Arians recently made an appearance on the first episode of Los Angeles Angels manager Joe Maddon's YouTube show titled, "Uncorked". He talked about the unique dynamic between a coach and a player of Brady's caliber, and it also sounds like he's impressed with the 42-year-old quarterback's impact so far.

"We got a great locker room, but to now get a guy that's been there, done it, six times, (he's) the G.O.A.T,?" Arians said. "When he talks, they listen. It's so different than a coach. I think for us as coaches, there has to be a bond between the coach and those guys so that you give them ownership. You ask them questions. How do you want to do things? So if they think they have a big hand in it, they send a message to the rest of the guys. They send your message to the rest of the guys. With Tom, it's been fantastic."

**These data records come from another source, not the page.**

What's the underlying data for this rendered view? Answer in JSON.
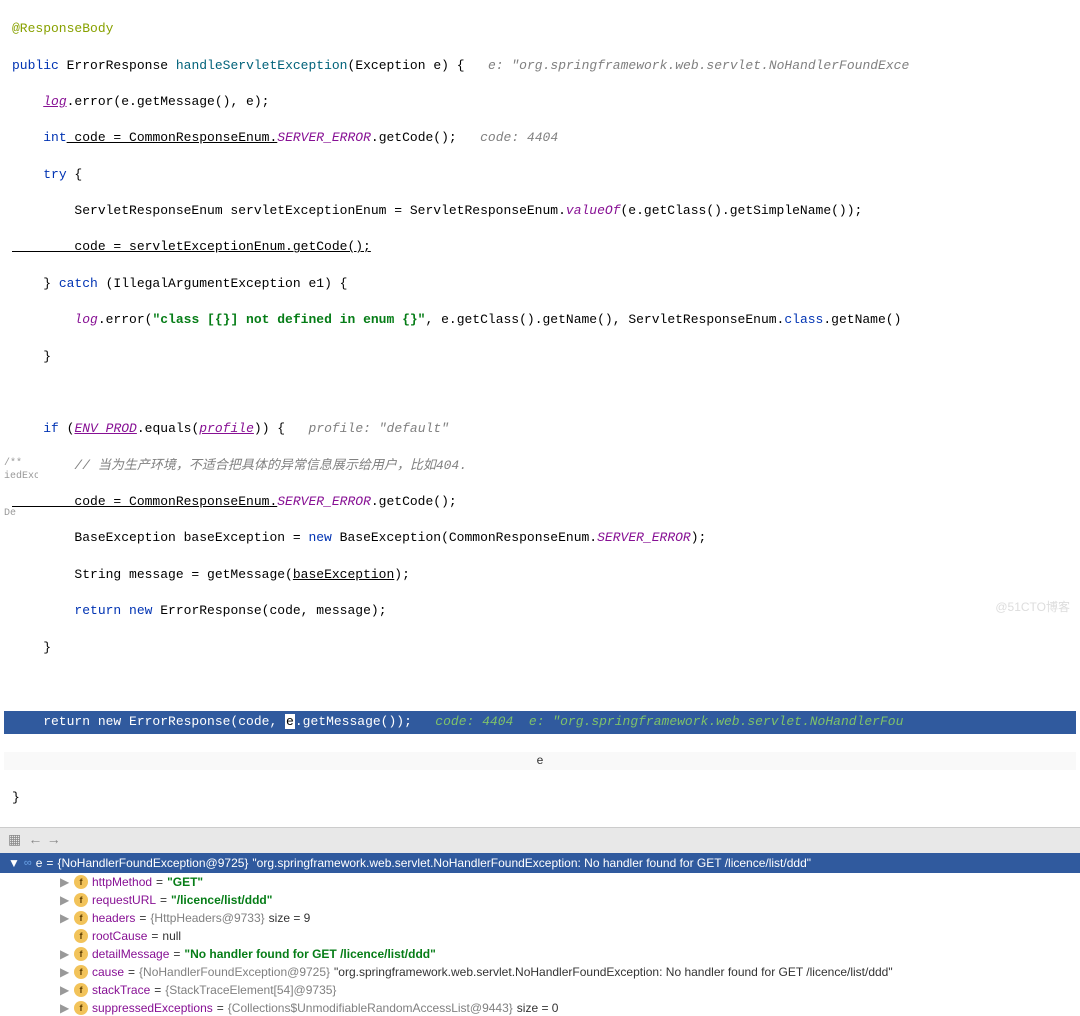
{
  "code": {
    "annotation": "@ResponseBody",
    "kw_public": "public",
    "ret_type": "ErrorResponse",
    "method_name": "handleServletException",
    "param_type": "Exception",
    "param_name": "e",
    "lbrace": " {",
    "inline_hint1": "   e: \"org.springframework.web.servlet.NoHandlerFoundExce",
    "log_error1": "log",
    "log_call1": ".error(e.getMessage(), e);",
    "kw_int": "int",
    "code_var": " code = CommonResponseEnum.",
    "server_error": "SERVER_ERROR",
    "getcode": ".getCode();",
    "inline_hint2": "   code: 4404",
    "kw_try": "try",
    "try_brace": " {",
    "line_servlet": "        ServletResponseEnum servletExceptionEnum = ServletResponseEnum.",
    "valueof": "valueOf",
    "valueof_args": "(e.getClass().getSimpleName());",
    "code_assign": "        code = servletExceptionEnum.getCode();",
    "catch_line": "    } ",
    "kw_catch": "catch",
    "catch_args": " (IllegalArgumentException e1) {",
    "log_error2a": "        ",
    "log2": "log",
    "log_error2b": ".error(",
    "log_str": "\"class [{}] not defined in enum {}\"",
    "log_error2c": ", e.getClass().getName(), ServletResponseEnum.",
    "kw_class": "class",
    "log_error2d": ".getName()",
    "close_brace1": "    }",
    "kw_if": "if",
    "if_cond1": " (",
    "env_prod": "ENV_PROD",
    "if_cond2": ".equals(",
    "profile": "profile",
    "if_cond3": ")) {",
    "inline_hint3": "   profile: \"default\"",
    "comment_cn": "        // 当为生产环境，不适合把具体的异常信息展示给用户，比如404.",
    "code_assign2": "        code = CommonResponseEnum.",
    "getcode2": ".getCode();",
    "base_exc": "        BaseException baseException = ",
    "kw_new": "new",
    "base_exc2": " BaseException(CommonResponseEnum.",
    "base_exc3": ");",
    "msg_line": "        String message = getMessage(",
    "base_exc_var": "baseException",
    "msg_line2": ");",
    "ret1a": "        ",
    "kw_return": "return",
    "ret1b": " ",
    "ret1c": " ErrorResponse(code, message);",
    "close_brace2": "    }",
    "highlighted_prefix": "    return new ErrorResponse(code, ",
    "highlighted_e": "e",
    "highlighted_suffix": ".getMessage());",
    "hl_hint": "   code: 4404  e: \"org.springframework.web.servlet.NoHandlerFou",
    "final_brace": "}"
  },
  "tooltip_char": "e",
  "gutter": {
    "item1": "/**",
    "item2": "iedExc",
    "item3": "De"
  },
  "debug": {
    "header_var": "e",
    "header_eq": " = ",
    "header_obj": "{NoHandlerFoundException@9725}",
    "header_str": " \"org.springframework.web.servlet.NoHandlerFoundException: No handler found for GET /licence/list/ddd\"",
    "rows": [
      {
        "expand": "▶",
        "name": "httpMethod",
        "value_str": "\"GET\""
      },
      {
        "expand": "▶",
        "name": "requestURL",
        "value_str": "\"/licence/list/ddd\""
      },
      {
        "expand": "▶",
        "name": "headers",
        "value_obj": "{HttpHeaders@9733}",
        "size": "  size = 9"
      },
      {
        "expand": "",
        "name": "rootCause",
        "value_plain": "null"
      },
      {
        "expand": "▶",
        "name": "detailMessage",
        "value_str": "\"No handler found for GET /licence/list/ddd\""
      },
      {
        "expand": "▶",
        "name": "cause",
        "value_obj": "{NoHandlerFoundException@9725}",
        "tail": " \"org.springframework.web.servlet.NoHandlerFoundException: No handler found for GET /licence/list/ddd\""
      },
      {
        "expand": "▶",
        "name": "stackTrace",
        "value_obj": "{StackTraceElement[54]@9735}"
      },
      {
        "expand": "▶",
        "name": "suppressedExceptions",
        "value_obj": "{Collections$UnmodifiableRandomAccessList@9443}",
        "size": "  size = 0"
      }
    ]
  },
  "watermark": "@51CTO博客"
}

Brady isn't the first great quarterback Arians has coached. He also worked with Peyton Manning early in the future Hall of Famer's career with the Indianapolis Colts. Arians worked with Pittsburgh Steelers quarterback Ben Roethlisberger for many years, too. Arians was impressed with the way Manning led his teams, and he expects Brady to have a similar impact on the Bucs players.

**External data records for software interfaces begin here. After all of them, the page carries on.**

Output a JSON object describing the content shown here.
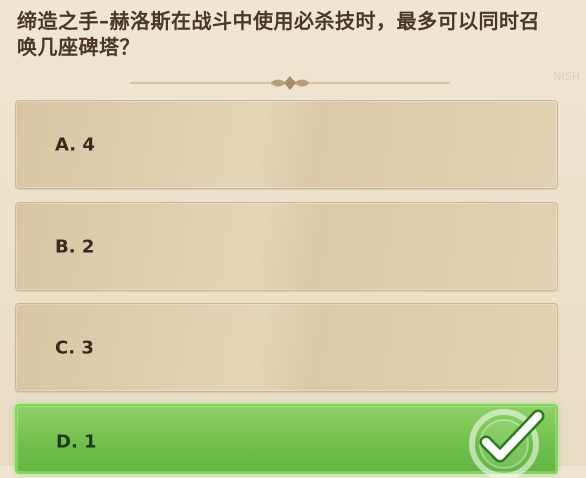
{
  "question": {
    "text": "缔造之手–赫洛斯在战斗中使用必杀技时，最多可以同时召唤几座碑塔？"
  },
  "background": {
    "ghost_text": "NISH"
  },
  "options": [
    {
      "label": "A. 4",
      "correct": false
    },
    {
      "label": "B. 2",
      "correct": false
    },
    {
      "label": "C. 3",
      "correct": false
    },
    {
      "label": "D. 1",
      "correct": true
    }
  ],
  "colors": {
    "text": "#4a3826",
    "option_bg": "#e0cfb2",
    "correct_bg": "#72c04d",
    "check": "#ffffff"
  },
  "icons": {
    "divider": "ornament-divider-icon",
    "correct": "checkmark-icon"
  }
}
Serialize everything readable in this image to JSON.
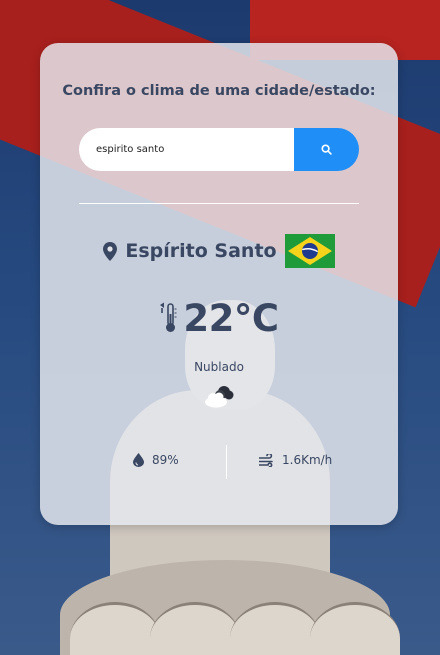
{
  "card": {
    "title": "Confira o clima de uma cidade/estado:"
  },
  "search": {
    "value": "espirito santo",
    "button_icon": "search-icon"
  },
  "location": {
    "icon": "location-pin-icon",
    "city": "Espírito Santo",
    "flag": "brazil-flag-icon"
  },
  "weather": {
    "temperature_icon": "thermometer-icon",
    "temperature": "22°C",
    "description": "Nublado",
    "condition_icon": "cloud-icon"
  },
  "details": {
    "humidity_icon": "droplet-icon",
    "humidity": "89%",
    "wind_icon": "wind-icon",
    "wind": "1.6Km/h"
  },
  "colors": {
    "accent": "#1f8ef7",
    "text": "#3a4762"
  }
}
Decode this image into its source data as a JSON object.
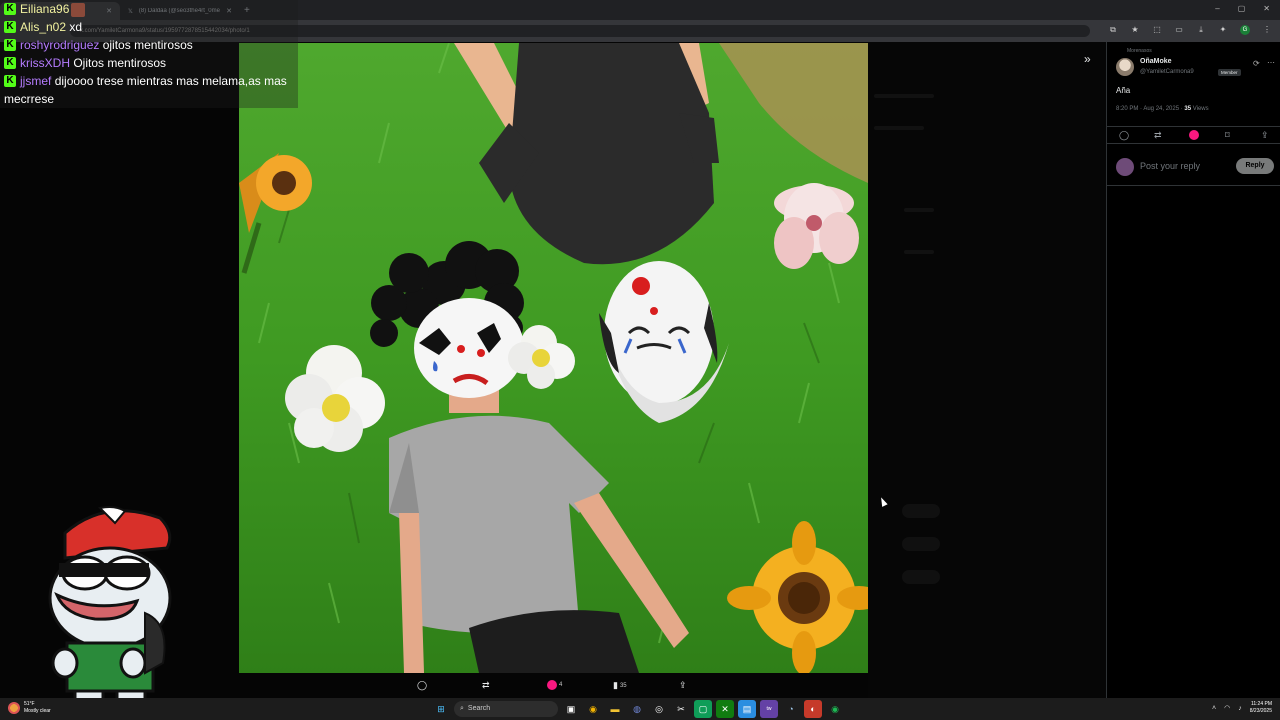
{
  "browser": {
    "tabs": [
      {
        "label": "",
        "active": true
      },
      {
        "label": "(8) Daldaa (@seo3the4rt_0me...",
        "active": false
      }
    ],
    "url": "x.com/YamiletCarmona9/status/1959772878515442034/photo/1"
  },
  "stream_chat": [
    {
      "user": "Eiliana96",
      "color": "#f2f2a0",
      "message": "",
      "has_emote": true
    },
    {
      "user": "Alis_n02",
      "color": "#f2f2a0",
      "message": "xd"
    },
    {
      "user": "roshyrodriguez",
      "color": "#b57cff",
      "message": "ojitos mentirosos"
    },
    {
      "user": "krissXDH",
      "color": "#b57cff",
      "message": "Ojitos mentirosos"
    },
    {
      "user": "jjsmef",
      "color": "#b57cff",
      "message": "dijoooo trese mientras mas melama,as mas mecrrese"
    }
  ],
  "lightbox": {
    "actions": {
      "likes": "4",
      "views": "35"
    }
  },
  "post": {
    "community": "Morenasos",
    "display_name": "OñaMoke",
    "handle": "@YamiletCarmona9",
    "badge": "Member",
    "text": "Aña",
    "time": "8:20 PM · Aug 24, 2025 · ",
    "views": "35",
    "views_label": " Views",
    "reply_placeholder": "Post your reply",
    "reply_button": "Reply"
  },
  "taskbar": {
    "weather_temp": "51°F",
    "weather_desc": "Mostly clear",
    "search_label": "Search",
    "time": "11:24 PM",
    "date": "8/23/2025"
  },
  "colors": {
    "accent_pink": "#f91880",
    "kick_green": "#53fc18"
  }
}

"The way (Manning) commanded the room and the team was amazing," Arians said. "What he asked those guys to do. I'm sure Tom Brady has a lot of the same things. Just the little bit I've been around him so far, it's going to be the same way."

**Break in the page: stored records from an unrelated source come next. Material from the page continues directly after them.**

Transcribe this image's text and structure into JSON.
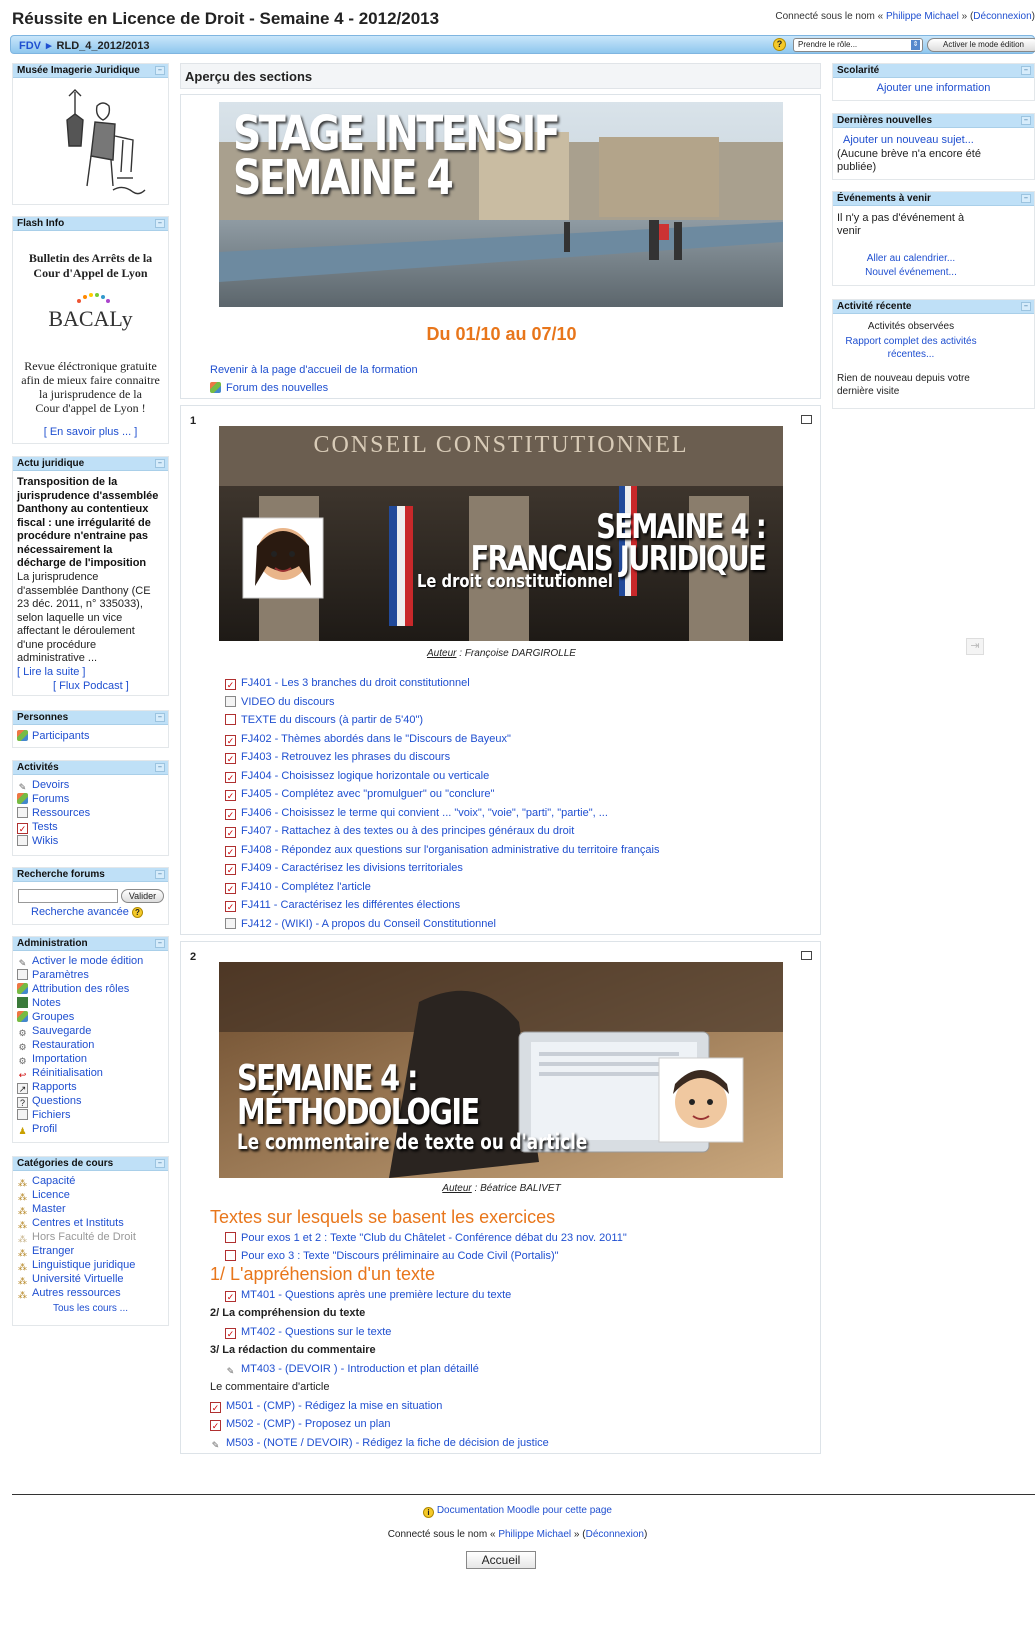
{
  "header": {
    "site_title": "Réussite en Licence de Droit - Semaine 4 - 2012/2013",
    "login_prefix": "Connecté sous le nom «",
    "user_name": "Philippe Michael",
    "login_mid": "» (",
    "logout": "Déconnexion",
    "login_suffix": ")",
    "breadcrumb": [
      "FDV",
      "RLD_4_2012/2013"
    ],
    "help_glyph": "?",
    "role_select": "Prendre le rôle...",
    "edit_button": "Activer le mode édition"
  },
  "left": {
    "musee": {
      "title": "Musée Imagerie Juridique"
    },
    "flash": {
      "title": "Flash Info",
      "bulletin_line1": "Bulletin des Arrêts de la",
      "bulletin_line2": "Cour d'Appel de Lyon",
      "logo_text": "BACALy",
      "revue_lines": [
        "Revue éléctronique gratuite",
        "afin de mieux faire connaitre",
        "la jurisprudence de la",
        "Cour d'appel de Lyon !"
      ],
      "more_link": "[ En savoir plus ... ]"
    },
    "actu": {
      "title": "Actu juridique",
      "bold_lines": [
        "Transposition de la",
        "jurisprudence d'assemblée",
        "Danthony au contentieux",
        "fiscal : une irrégularité de",
        "procédure n'entraine pas",
        "nécessairement la",
        "décharge de l'imposition"
      ],
      "body_lines": [
        "La jurisprudence",
        "d'assemblée Danthony (CE",
        "23 déc. 2011, n° 335033),",
        "selon laquelle un vice",
        "affectant le déroulement",
        "d'une procédure",
        "administrative ..."
      ],
      "read_more": "[ Lire la suite ]",
      "podcast": "[ Flux Podcast ]"
    },
    "personnes": {
      "title": "Personnes",
      "items": [
        "Participants"
      ]
    },
    "activites": {
      "title": "Activités",
      "items": [
        "Devoirs",
        "Forums",
        "Ressources",
        "Tests",
        "Wikis"
      ]
    },
    "recherche": {
      "title": "Recherche forums",
      "button": "Valider",
      "advanced": "Recherche avancée"
    },
    "admin": {
      "title": "Administration",
      "items": [
        "Activer le mode édition",
        "Paramètres",
        "Attribution des rôles",
        "Notes",
        "Groupes",
        "Sauvegarde",
        "Restauration",
        "Importation",
        "Réinitialisation",
        "Rapports",
        "Questions",
        "Fichiers",
        "Profil"
      ]
    },
    "categories": {
      "title": "Catégories de cours",
      "items": [
        "Capacité",
        "Licence",
        "Master",
        "Centres et Instituts",
        "Hors Faculté de Droit",
        "Etranger",
        "Linguistique juridique",
        "Université Virtuelle",
        "Autres ressources"
      ],
      "all": "Tous les cours ..."
    }
  },
  "center": {
    "heading": "Aperçu des sections",
    "section0": {
      "banner_line1": "STAGE INTENSIF",
      "banner_line2": "SEMAINE 4",
      "dates": "Du 01/10 au 07/10",
      "back_link": "Revenir à la page d'accueil de la formation",
      "forum": "Forum des nouvelles"
    },
    "section1": {
      "num": "1",
      "banner_top": "CONSEIL CONSTITUTIONNEL",
      "banner_l1": "SEMAINE 4 :",
      "banner_l2": "FRANÇAIS JURIDIQUE",
      "banner_l3": "Le droit constitutionnel",
      "author_label": "Auteur",
      "author_name": " : Françoise DARGIROLLE",
      "activities": [
        "FJ401 - Les 3 branches du droit constitutionnel",
        "VIDEO du discours",
        "TEXTE du discours (à partir de 5'40\")",
        "FJ402 - Thèmes abordés dans le \"Discours de Bayeux\"",
        "FJ403 - Retrouvez les phrases du discours",
        "FJ404 - Choisissez logique horizontale ou verticale",
        "FJ405 - Complétez avec \"promulguer\" ou \"conclure\"",
        "FJ406 - Choisissez le terme qui convient ... \"voix\", \"voie\", \"parti\", \"partie\", ...",
        "FJ407 - Rattachez à des textes ou à des principes généraux du droit",
        "FJ408 - Répondez aux questions sur l'organisation administrative du territoire français",
        "FJ409 - Caractérisez les divisions territoriales",
        "FJ410 - Complétez l'article",
        "FJ411 - Caractérisez les différentes élections",
        "FJ412 - (WIKI) - A propos du Conseil Constitutionnel"
      ]
    },
    "section2": {
      "num": "2",
      "banner_l1": "SEMAINE 4 :",
      "banner_l2": "MÉTHODOLOGIE",
      "banner_l3": "Le commentaire de texte ou d'article",
      "author_label": "Auteur",
      "author_name": " : Béatrice BALIVET",
      "h_textes": "Textes sur lesquels se basent les exercices",
      "texte1": "Pour exos 1 et 2 : Texte \"Club du Châtelet - Conférence débat du 23 nov. 2011\"",
      "texte2": "Pour exo 3 : Texte \"Discours préliminaire au Code Civil (Portalis)\"",
      "h_appr": "1/ L'appréhension d'un texte",
      "mt401": "MT401 - Questions après une première lecture du texte",
      "h_compr": "2/ La compréhension du texte",
      "mt402": "MT402 - Questions sur le texte",
      "h_redac": "3/ La rédaction du commentaire",
      "mt403": "MT403 - (DEVOIR ) - Introduction et plan détaillé",
      "h_comm_art": "Le commentaire d'article",
      "m501": "M501 - (CMP) - Rédigez la mise en situation",
      "m502": "M502 - (CMP) - Proposez un plan",
      "m503": "M503 - (NOTE / DEVOIR) - Rédigez la fiche de décision de justice"
    }
  },
  "right": {
    "scolarite": {
      "title": "Scolarité",
      "link": "Ajouter une information"
    },
    "news": {
      "title": "Dernières nouvelles",
      "link": "Ajouter un nouveau sujet...",
      "empty_lines": [
        "(Aucune brève n'a encore été",
        "publiée)"
      ]
    },
    "events": {
      "title": "Événements à venir",
      "empty_lines": [
        "Il n'y a pas d'événement à",
        "venir"
      ],
      "calendar": "Aller au calendrier...",
      "new_event": "Nouvel événement..."
    },
    "recent": {
      "title": "Activité récente",
      "observed": "Activités observées",
      "report_lines": [
        "Rapport complet des activités",
        "récentes..."
      ],
      "nothing_lines": [
        "Rien de nouveau depuis votre",
        "dernière visite"
      ]
    }
  },
  "footer": {
    "doc_link": "Documentation Moodle pour cette page",
    "login_prefix": "Connecté sous le nom «",
    "user_name": "Philippe Michael",
    "login_mid": "» (",
    "logout": "Déconnexion",
    "login_suffix": ")",
    "home_button": "Accueil"
  },
  "colors": {
    "accent_orange": "#e8761b",
    "link_blue": "#1f4fd0",
    "block_header": "#bfe0f7"
  }
}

Manning left the Colts late in his career and signed with the Denver Broncos in free agency. He spent the last four years of his career playing for the Broncos, and with him the team reached two Super Bowls and won a championship in 2015 -- his final season. The Buccaneers are hoping a similar ending to Brady's career unfolds in Tampa Bay, and there are plenty of reasons to be optimistic about the Bucs' chances of contending for the Lombardi Trophy in 2020.